It also found that patients with a household income level of $50,000 or less represents more than 50 per cent of reported infections in the city, despite the fact that the 2016 census revealed only 30 per cent of Toronto’s population reported being in that income bracket.

The data released by city officials are based on voluntary questions collected by a local public health unit.

Provincially, officials and politicians have all said they support the collection of race and income-based data, but they have yet to provide any information about the trends they are seeing.

In mid-June, the government proposed regulatory changes that would allow those who test positive for COVID-19 to be asked about their race, income, languages spoken and household size.

The questions are optional and the government said personal privacy would be protected. Since then, not much has been said about the data collection.

The ICES report said they were limited in the creation of the report by incomplete immigration data and could only include information on immigrants or refugees who landed in Ontario from January 1985 to May 2017 and who became permanent residents. They also included second-generation immigrant children under the age of 19 who were born in Ontario to permanent residents.

A “newcomer,” a status defined separately from an immigrant or refugee, is described as an individual who became eligible for OHIP after May 31, 2017

The authors also noted that ICES lacked data on “important risk factors for testing and positivity” such as occupation and living conditions.

“We currently do not have comprehensive data on important outcomes such as hospitalization and death,” the report says. “We have data on demographic and some census-based characteristics but not on the critical structural factors that play an important role in shaping inequities.”

ICES was able to access information on the health-care sector. The report found that employment as a health-care worker, especially among women, accounted for a disproportionate number of COVID-19 cases among immigrants and refugees. Among the 36 per cent of women employed as health-care workers and who tested positive in Ontario, 45 per cent were within that demographic.

Inequities ‘are complex’ and often rooted in racism

The report suggests that the “causes of these inequities are complex and often rooted in social and structural inequities, including systemic racism.”

It notes that a large proportion of immigrants, refugees and newcomers to Canada hold temporary or minimum-wage jobs at facilities where physical distancing is difficult. These positions may also not have paid sick leave or other health benefits.

ICES says that employment in any of these sectors— such as occupations in retail, factories or transportation– “is considered precarious” and could impact testing and quarantine.

Other factors such as language barriers, education and accessibility to quality healthcare could impact whether a person gets a COVID-19 test.

The not-for-profit is calling for more accessible testing options ahead of a possible second-wave in the fall as well as better training and enforcement of safety measures for those at risk of COVID-19 exposure in the workplace.

“A continued focus is needed on securing funding to house those who cannot safely quarantine in their homes or are homeless, as well as for income supplements for workers must quarantine who do not have employer-sponsored sick leave,” the report says.

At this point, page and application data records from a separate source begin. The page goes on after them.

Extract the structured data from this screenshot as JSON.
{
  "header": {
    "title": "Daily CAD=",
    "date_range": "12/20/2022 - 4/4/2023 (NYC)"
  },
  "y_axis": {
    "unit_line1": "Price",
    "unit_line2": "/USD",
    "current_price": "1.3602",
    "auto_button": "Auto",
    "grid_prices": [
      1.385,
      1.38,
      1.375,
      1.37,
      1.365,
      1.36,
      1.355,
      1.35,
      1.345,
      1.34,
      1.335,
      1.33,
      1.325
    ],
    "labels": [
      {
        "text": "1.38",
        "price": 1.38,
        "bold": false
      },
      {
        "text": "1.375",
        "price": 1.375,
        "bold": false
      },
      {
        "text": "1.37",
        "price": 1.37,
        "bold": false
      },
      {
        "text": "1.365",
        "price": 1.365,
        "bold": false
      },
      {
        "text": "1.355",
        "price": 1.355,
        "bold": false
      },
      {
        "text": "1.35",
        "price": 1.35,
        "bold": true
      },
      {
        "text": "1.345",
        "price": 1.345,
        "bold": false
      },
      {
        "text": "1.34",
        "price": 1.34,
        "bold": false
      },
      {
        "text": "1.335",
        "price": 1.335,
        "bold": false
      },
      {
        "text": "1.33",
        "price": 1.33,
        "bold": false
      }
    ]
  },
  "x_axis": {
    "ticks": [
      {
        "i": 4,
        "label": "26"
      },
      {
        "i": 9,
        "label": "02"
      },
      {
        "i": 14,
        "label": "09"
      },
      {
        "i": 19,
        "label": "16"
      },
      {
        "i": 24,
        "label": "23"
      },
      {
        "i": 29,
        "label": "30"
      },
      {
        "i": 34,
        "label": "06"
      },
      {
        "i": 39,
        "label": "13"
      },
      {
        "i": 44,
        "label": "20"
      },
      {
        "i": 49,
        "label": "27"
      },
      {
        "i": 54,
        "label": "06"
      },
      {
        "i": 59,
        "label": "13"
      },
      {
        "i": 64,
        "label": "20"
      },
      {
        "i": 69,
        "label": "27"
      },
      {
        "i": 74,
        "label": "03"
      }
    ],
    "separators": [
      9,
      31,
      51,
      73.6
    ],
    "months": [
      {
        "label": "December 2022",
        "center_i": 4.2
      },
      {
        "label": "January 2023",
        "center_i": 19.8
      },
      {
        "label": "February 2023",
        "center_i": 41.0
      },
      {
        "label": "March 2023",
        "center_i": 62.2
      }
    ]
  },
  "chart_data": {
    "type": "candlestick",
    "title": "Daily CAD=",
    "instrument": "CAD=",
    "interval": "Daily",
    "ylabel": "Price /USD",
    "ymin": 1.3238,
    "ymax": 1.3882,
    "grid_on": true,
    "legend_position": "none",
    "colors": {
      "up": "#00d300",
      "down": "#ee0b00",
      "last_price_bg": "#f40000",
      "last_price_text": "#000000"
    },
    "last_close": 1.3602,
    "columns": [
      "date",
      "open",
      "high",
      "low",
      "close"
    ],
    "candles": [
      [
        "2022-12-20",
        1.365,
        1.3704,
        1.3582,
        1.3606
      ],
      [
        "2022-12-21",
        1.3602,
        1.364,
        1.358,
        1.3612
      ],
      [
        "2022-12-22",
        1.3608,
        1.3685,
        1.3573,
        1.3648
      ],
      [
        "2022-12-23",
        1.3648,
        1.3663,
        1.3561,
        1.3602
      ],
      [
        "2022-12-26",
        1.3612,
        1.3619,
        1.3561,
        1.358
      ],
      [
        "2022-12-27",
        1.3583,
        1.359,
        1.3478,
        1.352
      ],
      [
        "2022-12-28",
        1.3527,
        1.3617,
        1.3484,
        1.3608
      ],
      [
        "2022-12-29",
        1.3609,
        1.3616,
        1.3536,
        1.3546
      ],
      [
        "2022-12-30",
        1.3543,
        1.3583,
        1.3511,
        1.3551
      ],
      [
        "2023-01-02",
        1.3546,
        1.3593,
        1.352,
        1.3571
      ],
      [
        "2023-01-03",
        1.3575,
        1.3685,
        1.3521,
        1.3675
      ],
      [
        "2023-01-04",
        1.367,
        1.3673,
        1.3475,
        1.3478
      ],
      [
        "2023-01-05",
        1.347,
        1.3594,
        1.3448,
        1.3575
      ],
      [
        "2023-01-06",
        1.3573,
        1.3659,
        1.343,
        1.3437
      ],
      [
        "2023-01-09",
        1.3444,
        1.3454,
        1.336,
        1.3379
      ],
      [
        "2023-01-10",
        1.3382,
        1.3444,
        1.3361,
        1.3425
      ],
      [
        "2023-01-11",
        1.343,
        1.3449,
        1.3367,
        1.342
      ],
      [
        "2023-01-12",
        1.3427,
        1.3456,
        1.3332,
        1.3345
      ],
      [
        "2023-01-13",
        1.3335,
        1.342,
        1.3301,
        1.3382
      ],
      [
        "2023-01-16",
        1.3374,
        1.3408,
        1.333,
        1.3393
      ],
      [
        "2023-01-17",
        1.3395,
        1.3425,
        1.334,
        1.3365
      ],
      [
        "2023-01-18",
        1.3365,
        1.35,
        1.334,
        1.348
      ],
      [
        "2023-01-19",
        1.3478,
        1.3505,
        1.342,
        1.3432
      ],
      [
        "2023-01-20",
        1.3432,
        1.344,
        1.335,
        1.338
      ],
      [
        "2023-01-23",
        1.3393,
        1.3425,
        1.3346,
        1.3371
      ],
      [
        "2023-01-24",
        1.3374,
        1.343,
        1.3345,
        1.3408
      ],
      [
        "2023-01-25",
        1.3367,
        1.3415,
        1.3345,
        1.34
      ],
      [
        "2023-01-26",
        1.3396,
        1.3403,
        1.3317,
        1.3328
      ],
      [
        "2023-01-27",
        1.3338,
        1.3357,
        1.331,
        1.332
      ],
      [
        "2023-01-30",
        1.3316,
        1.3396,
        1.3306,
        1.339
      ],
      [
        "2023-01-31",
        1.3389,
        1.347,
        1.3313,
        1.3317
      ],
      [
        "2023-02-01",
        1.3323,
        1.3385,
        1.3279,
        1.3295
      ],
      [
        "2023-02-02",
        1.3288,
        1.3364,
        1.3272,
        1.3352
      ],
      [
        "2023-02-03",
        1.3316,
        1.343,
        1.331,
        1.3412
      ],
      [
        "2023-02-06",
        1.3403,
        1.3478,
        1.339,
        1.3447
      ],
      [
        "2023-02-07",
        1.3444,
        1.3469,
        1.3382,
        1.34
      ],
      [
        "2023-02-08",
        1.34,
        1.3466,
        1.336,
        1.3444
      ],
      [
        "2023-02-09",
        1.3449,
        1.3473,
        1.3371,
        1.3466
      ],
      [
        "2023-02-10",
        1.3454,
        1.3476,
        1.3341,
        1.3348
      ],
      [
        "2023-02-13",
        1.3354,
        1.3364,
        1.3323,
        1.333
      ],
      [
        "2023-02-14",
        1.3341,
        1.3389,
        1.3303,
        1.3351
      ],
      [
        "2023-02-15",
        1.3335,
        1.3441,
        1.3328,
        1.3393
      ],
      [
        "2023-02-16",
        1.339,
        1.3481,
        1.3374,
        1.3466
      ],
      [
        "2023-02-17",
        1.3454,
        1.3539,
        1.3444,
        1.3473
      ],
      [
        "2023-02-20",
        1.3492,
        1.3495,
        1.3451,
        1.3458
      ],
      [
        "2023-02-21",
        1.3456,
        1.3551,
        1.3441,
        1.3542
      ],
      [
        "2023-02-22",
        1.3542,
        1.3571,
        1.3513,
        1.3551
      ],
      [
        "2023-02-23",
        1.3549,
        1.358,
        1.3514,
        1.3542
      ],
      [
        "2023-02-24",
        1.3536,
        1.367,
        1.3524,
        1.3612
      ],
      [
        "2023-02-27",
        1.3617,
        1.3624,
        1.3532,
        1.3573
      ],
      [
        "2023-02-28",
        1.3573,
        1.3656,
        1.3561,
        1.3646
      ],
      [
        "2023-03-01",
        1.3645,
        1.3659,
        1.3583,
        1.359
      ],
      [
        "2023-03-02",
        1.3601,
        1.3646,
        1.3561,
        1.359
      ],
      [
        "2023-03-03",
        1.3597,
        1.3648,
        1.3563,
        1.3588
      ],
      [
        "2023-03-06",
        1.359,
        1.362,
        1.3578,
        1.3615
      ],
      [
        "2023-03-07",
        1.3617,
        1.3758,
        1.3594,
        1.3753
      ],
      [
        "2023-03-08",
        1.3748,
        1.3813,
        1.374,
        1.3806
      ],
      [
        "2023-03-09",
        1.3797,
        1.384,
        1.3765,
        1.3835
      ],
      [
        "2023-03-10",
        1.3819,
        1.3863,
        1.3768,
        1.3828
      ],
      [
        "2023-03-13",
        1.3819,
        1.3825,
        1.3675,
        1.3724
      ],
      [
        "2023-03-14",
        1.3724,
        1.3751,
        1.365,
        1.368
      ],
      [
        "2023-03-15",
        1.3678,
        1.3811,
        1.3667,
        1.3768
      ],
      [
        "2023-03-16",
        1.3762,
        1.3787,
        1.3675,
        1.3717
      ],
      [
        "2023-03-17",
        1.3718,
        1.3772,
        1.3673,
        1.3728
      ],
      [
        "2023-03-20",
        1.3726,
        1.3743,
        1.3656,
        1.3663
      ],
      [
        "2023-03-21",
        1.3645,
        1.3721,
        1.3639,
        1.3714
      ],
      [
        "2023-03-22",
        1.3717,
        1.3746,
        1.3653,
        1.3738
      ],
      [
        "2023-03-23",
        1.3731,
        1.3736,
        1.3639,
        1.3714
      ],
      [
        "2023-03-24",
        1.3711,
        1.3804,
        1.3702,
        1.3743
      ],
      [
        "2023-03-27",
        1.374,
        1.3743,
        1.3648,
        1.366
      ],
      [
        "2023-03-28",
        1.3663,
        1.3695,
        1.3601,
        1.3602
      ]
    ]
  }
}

The report also noted that the findings should be interpreted in the context of Ontario’s testing strategy. Initially, local public health units were only testing those in essential workplaces, those who had recently travelled and for those with acute medical conditions. Later that strategy evolved to include long-term care homes, hospitalized patients, and the general population, including asymptomatic patients.

“This means that some groups are over-represented in the testing numbers and that positive cases include those who were symptomatic at the time of testing, as well as those who were asymptomatic,” the report says.

“This may distort some associations of characteristics with both testing rates and potential to test positive. It also means that there is an unknown number of untested infected individuals in the general population.